YOUR TASK: Filter the listing below for "icon" and report every line that has it.
START TASK MATERIAL
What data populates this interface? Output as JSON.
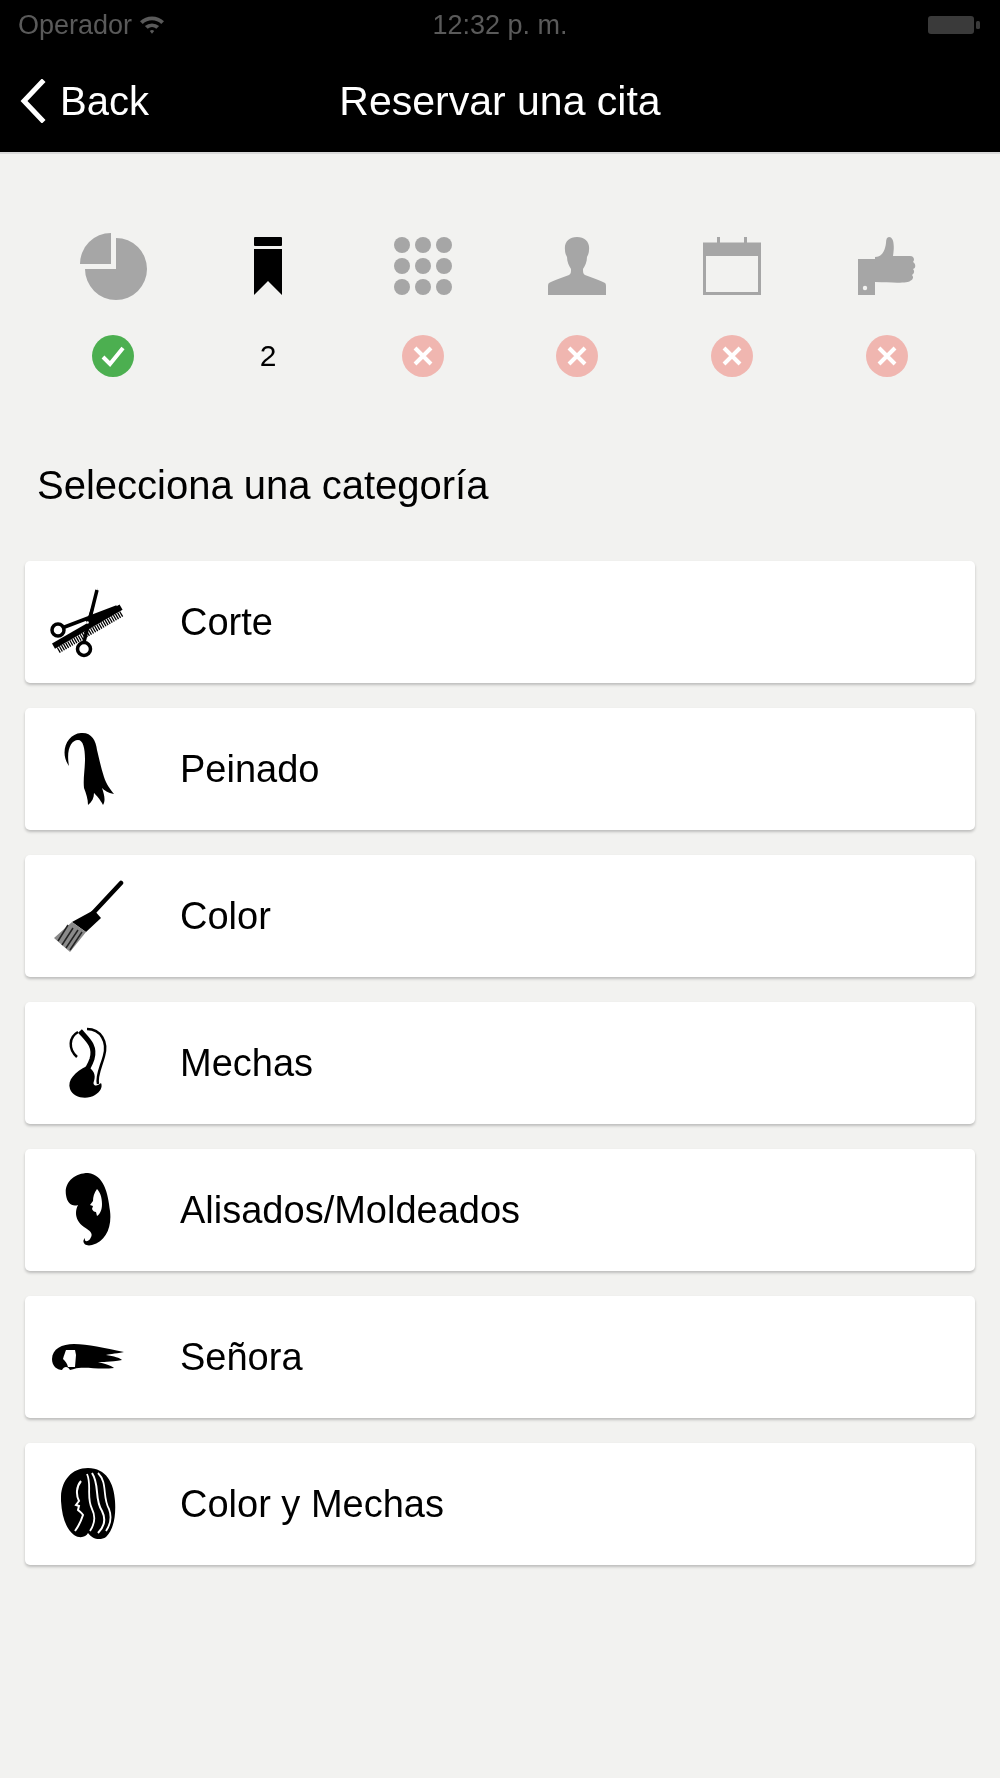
{
  "status_bar": {
    "carrier": "Operador",
    "time": "12:32 p. m."
  },
  "nav": {
    "back_label": "Back",
    "title": "Reservar una cita"
  },
  "steps": [
    {
      "selected": false,
      "kind": "done"
    },
    {
      "selected": true,
      "kind": "current",
      "label": "2"
    },
    {
      "selected": false,
      "kind": "pending"
    },
    {
      "selected": false,
      "kind": "pending"
    },
    {
      "selected": false,
      "kind": "pending"
    },
    {
      "selected": false,
      "kind": "pending"
    }
  ],
  "heading": "Selecciona una categoría",
  "categories": [
    {
      "label": "Corte"
    },
    {
      "label": "Peinado"
    },
    {
      "label": "Color"
    },
    {
      "label": "Mechas"
    },
    {
      "label": "Alisados/Moldeados"
    },
    {
      "label": "Señora"
    },
    {
      "label": "Color y Mechas"
    }
  ]
}
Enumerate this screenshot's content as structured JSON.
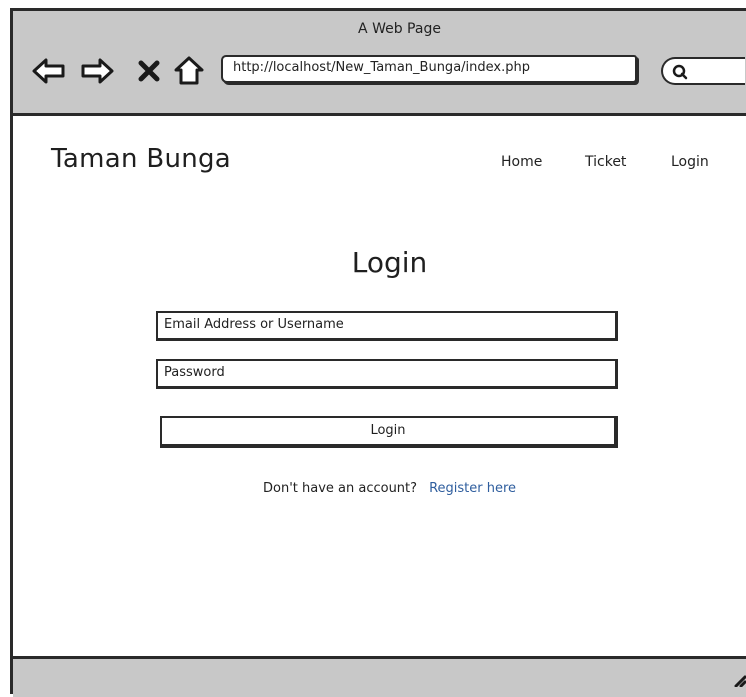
{
  "window": {
    "title": "A Web Page"
  },
  "browser": {
    "url": "http://localhost/New_Taman_Bunga/index.php",
    "buttons": {
      "back": "back-arrow-icon",
      "forward": "forward-arrow-icon",
      "stop": "close-x-icon",
      "home": "home-icon",
      "search": "search-icon"
    }
  },
  "navbar": {
    "brand": "Taman Bunga",
    "items": [
      {
        "label": "Home"
      },
      {
        "label": "Ticket"
      },
      {
        "label": "Login"
      }
    ]
  },
  "login": {
    "title": "Login",
    "email_value": "Email Address or Username",
    "password_value": "Password",
    "submit_label": "Login",
    "register_prompt": "Don't have an account?",
    "register_link": "Register here"
  },
  "colors": {
    "chrome": "#c8c8c8",
    "border": "#2a2a2a",
    "link": "#2f5e9e"
  }
}
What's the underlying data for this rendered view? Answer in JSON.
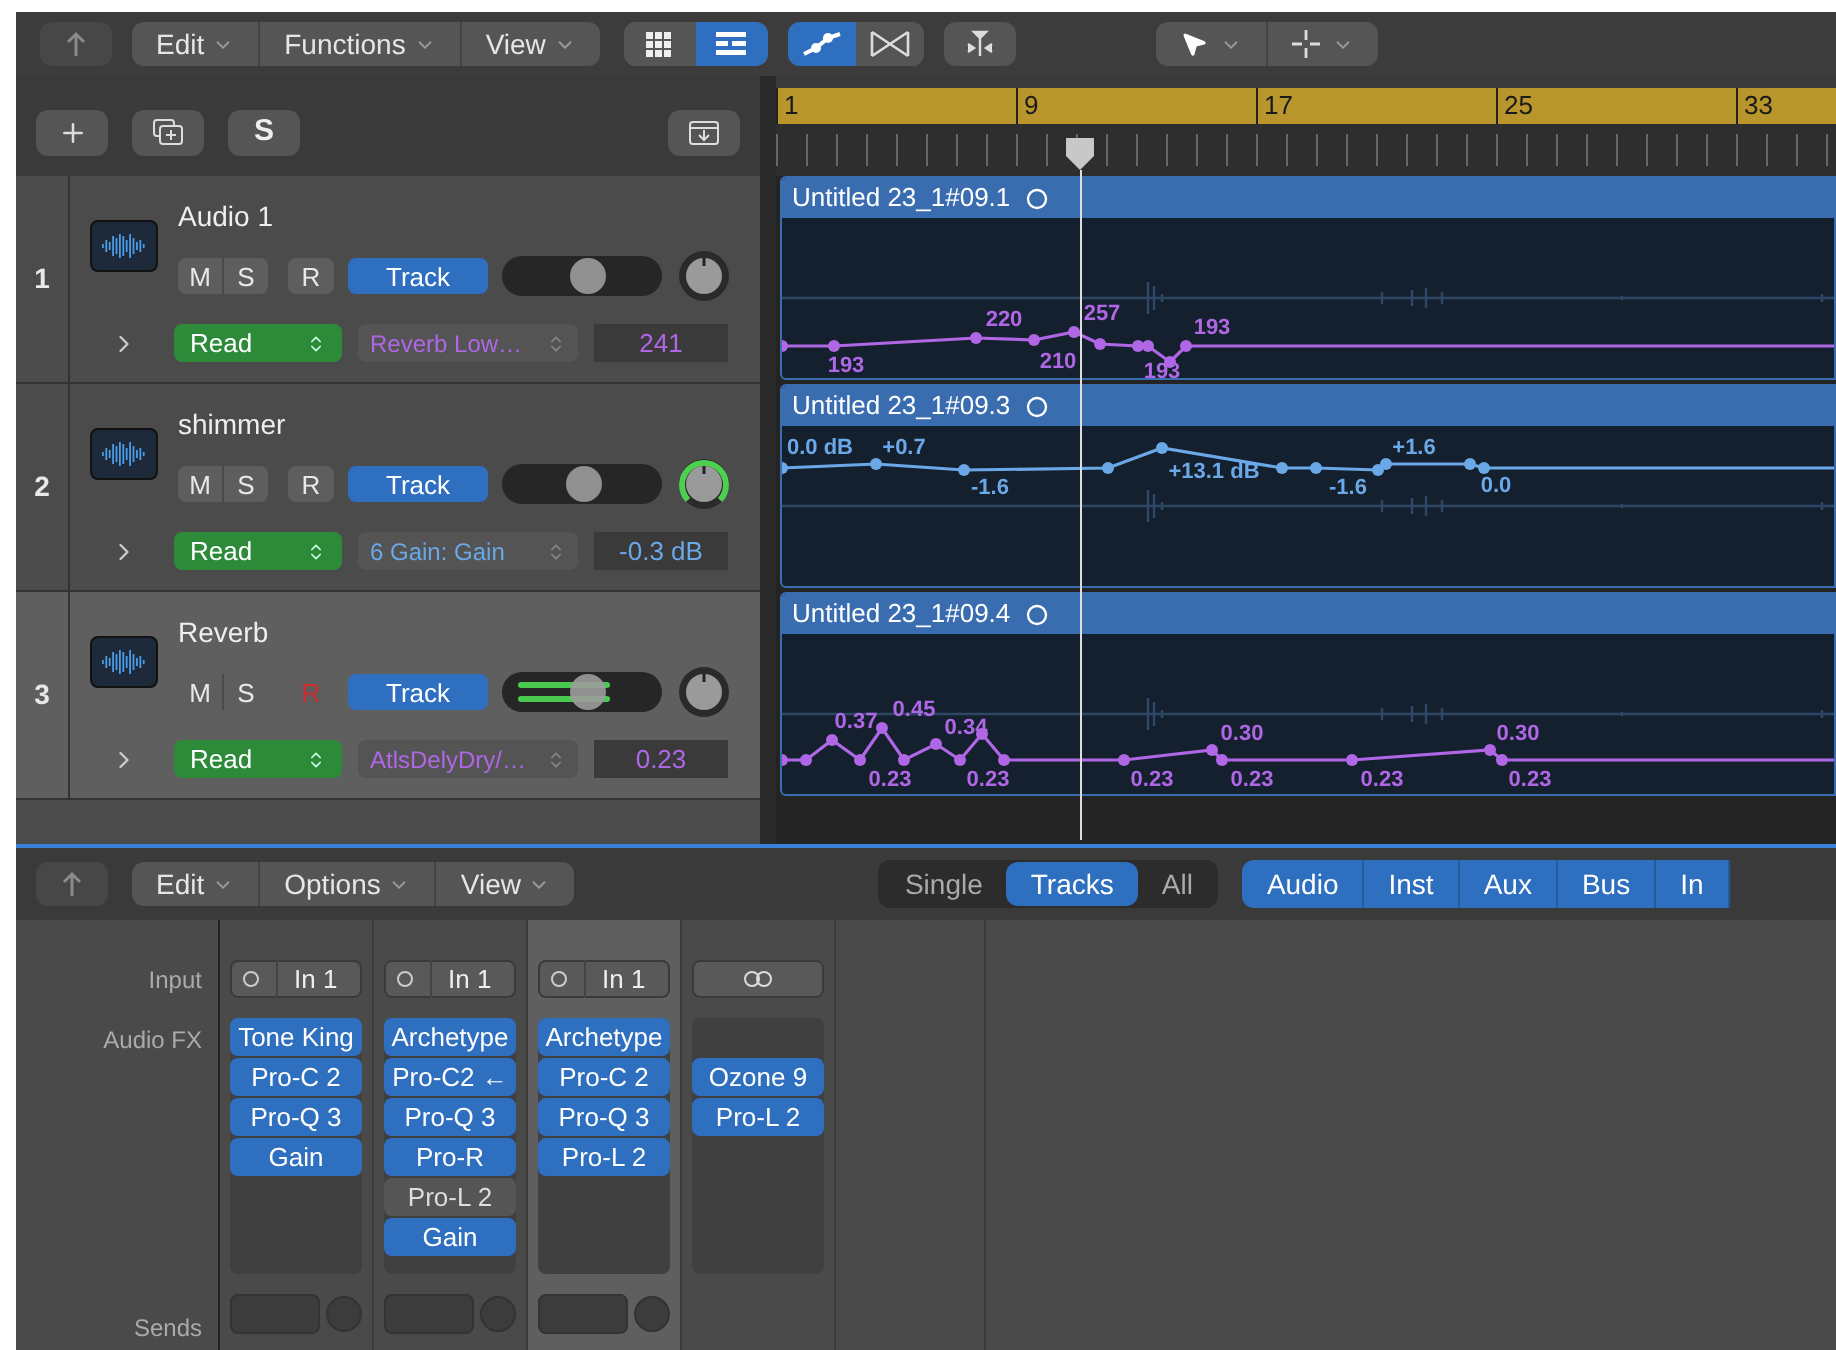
{
  "toolbar": {
    "menus": [
      "Edit",
      "Functions",
      "View"
    ],
    "view_buttons": [
      {
        "kind": "grid",
        "selected": false
      },
      {
        "kind": "list",
        "selected": true
      }
    ],
    "edit_buttons": [
      {
        "kind": "automation",
        "selected": true
      },
      {
        "kind": "crossfade",
        "selected": false
      }
    ],
    "tools": [
      {
        "kind": "pointer"
      },
      {
        "kind": "crosshair"
      }
    ]
  },
  "track_list_header": {
    "solo_label": "S"
  },
  "ruler": {
    "bars": [
      "1",
      "9",
      "17",
      "25",
      "33"
    ]
  },
  "tracks": [
    {
      "number": "1",
      "name": "Audio 1",
      "selected": false,
      "mute": "M",
      "solo": "S",
      "record": "R",
      "record_armed": false,
      "group": "Track",
      "level": 0.55,
      "pan_active": false,
      "mode": "Read",
      "parameter": "Reverb Low…",
      "value": "241",
      "color": "#b067e6",
      "region": {
        "name": "Untitled 23_1#09.1",
        "labels": [
          "220",
          "257",
          "193",
          "193",
          "210",
          "193"
        ]
      }
    },
    {
      "number": "2",
      "name": "shimmer",
      "selected": false,
      "mute": "M",
      "solo": "S",
      "record": "R",
      "record_armed": false,
      "group": "Track",
      "level": 0.52,
      "pan_active": true,
      "mode": "Read",
      "parameter": "6 Gain: Gain",
      "value": "-0.3 dB",
      "color": "#6aa8e8",
      "region": {
        "name": "Untitled 23_1#09.3",
        "labels": [
          "0.0 dB",
          "+0.7",
          "+1.6",
          "+13.1 dB",
          "-1.6",
          "-1.6",
          "0.0"
        ]
      }
    },
    {
      "number": "3",
      "name": "Reverb",
      "selected": true,
      "mute": "M",
      "solo": "S",
      "record": "R",
      "record_armed": true,
      "group": "Track",
      "level": 0.55,
      "metering": true,
      "pan_active": false,
      "mode": "Read",
      "parameter": "AtlsDelyDry/…",
      "value": "0.23",
      "color": "#b067e6",
      "region": {
        "name": "Untitled 23_1#09.4",
        "labels": [
          "0.37",
          "0.45",
          "0.34",
          "0.30",
          "0.30",
          "0.23",
          "0.23",
          "0.23",
          "0.23",
          "0.23",
          "0.23"
        ]
      }
    }
  ],
  "mixer": {
    "menus": [
      "Edit",
      "Options",
      "View"
    ],
    "scope_tabs": [
      {
        "label": "Single",
        "selected": false
      },
      {
        "label": "Tracks",
        "selected": true
      },
      {
        "label": "All",
        "selected": false
      }
    ],
    "filters": [
      {
        "label": "Audio",
        "on": true
      },
      {
        "label": "Inst",
        "on": true
      },
      {
        "label": "Aux",
        "on": true
      },
      {
        "label": "Bus",
        "on": true
      },
      {
        "label": "In",
        "on": true
      }
    ],
    "row_labels": {
      "input": "Input",
      "audio_fx": "Audio FX",
      "sends": "Sends"
    },
    "strips": [
      {
        "selected": false,
        "has_sends": true,
        "input": {
          "kind": "mono",
          "label": "In 1"
        },
        "plugins": [
          {
            "kind": "plugin",
            "name": "Tone King",
            "on": true
          },
          {
            "kind": "plugin",
            "name": "Pro-C 2",
            "on": true
          },
          {
            "kind": "plugin",
            "name": "Pro-Q 3",
            "on": true
          },
          {
            "kind": "plugin",
            "name": "Gain",
            "on": true
          }
        ]
      },
      {
        "selected": false,
        "has_sends": true,
        "input": {
          "kind": "mono",
          "label": "In 1"
        },
        "plugins": [
          {
            "kind": "plugin",
            "name": "Archetype",
            "on": true
          },
          {
            "kind": "plugin",
            "name": "Pro-C2 ←",
            "on": true
          },
          {
            "kind": "plugin",
            "name": "Pro-Q 3",
            "on": true
          },
          {
            "kind": "plugin",
            "name": "Pro-R",
            "on": true
          },
          {
            "kind": "plugin",
            "name": "Pro-L 2",
            "on": false
          },
          {
            "kind": "plugin",
            "name": "Gain",
            "on": true
          }
        ]
      },
      {
        "selected": true,
        "has_sends": true,
        "input": {
          "kind": "mono",
          "label": "In 1"
        },
        "plugins": [
          {
            "kind": "plugin",
            "name": "Archetype",
            "on": true
          },
          {
            "kind": "plugin",
            "name": "Pro-C 2",
            "on": true
          },
          {
            "kind": "plugin",
            "name": "Pro-Q 3",
            "on": true
          },
          {
            "kind": "plugin",
            "name": "Pro-L 2",
            "on": true
          }
        ]
      },
      {
        "selected": false,
        "has_sends": false,
        "input": {
          "kind": "stereo"
        },
        "plugins": [
          {
            "kind": "empty"
          },
          {
            "kind": "plugin",
            "name": "Ozone 9",
            "on": true
          },
          {
            "kind": "plugin",
            "name": "Pro-L 2",
            "on": true
          }
        ]
      }
    ]
  }
}
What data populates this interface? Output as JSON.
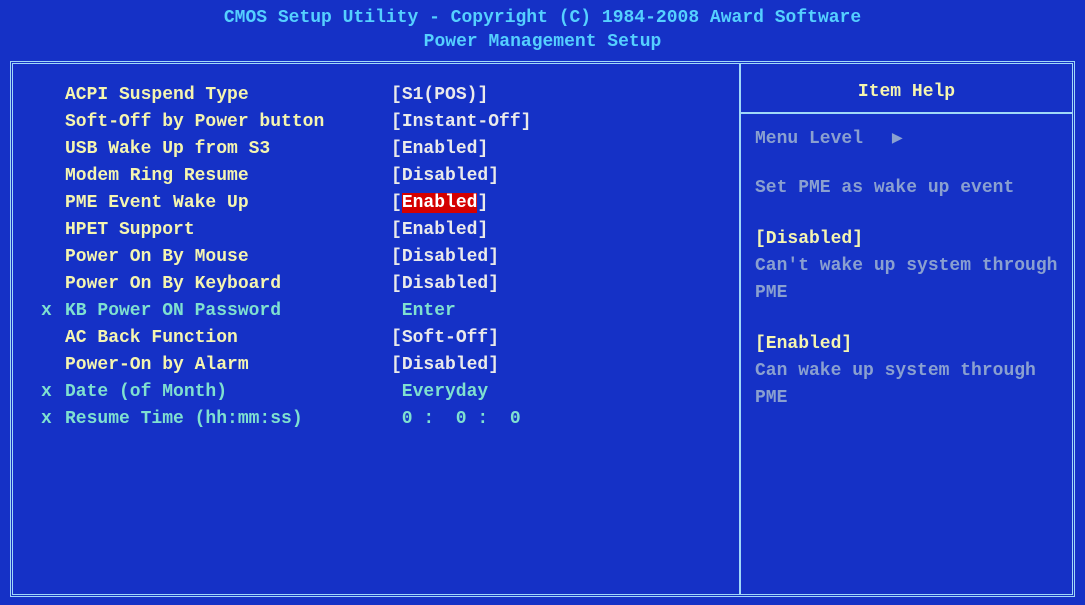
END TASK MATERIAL
EXERCISE OUTPUT:
      "back": "back-arrow-icon",
      "forward": "forward-arrow-icon",
      "stop": "close-x-icon",
      "home": "home-icon",
      "search": "search-icon"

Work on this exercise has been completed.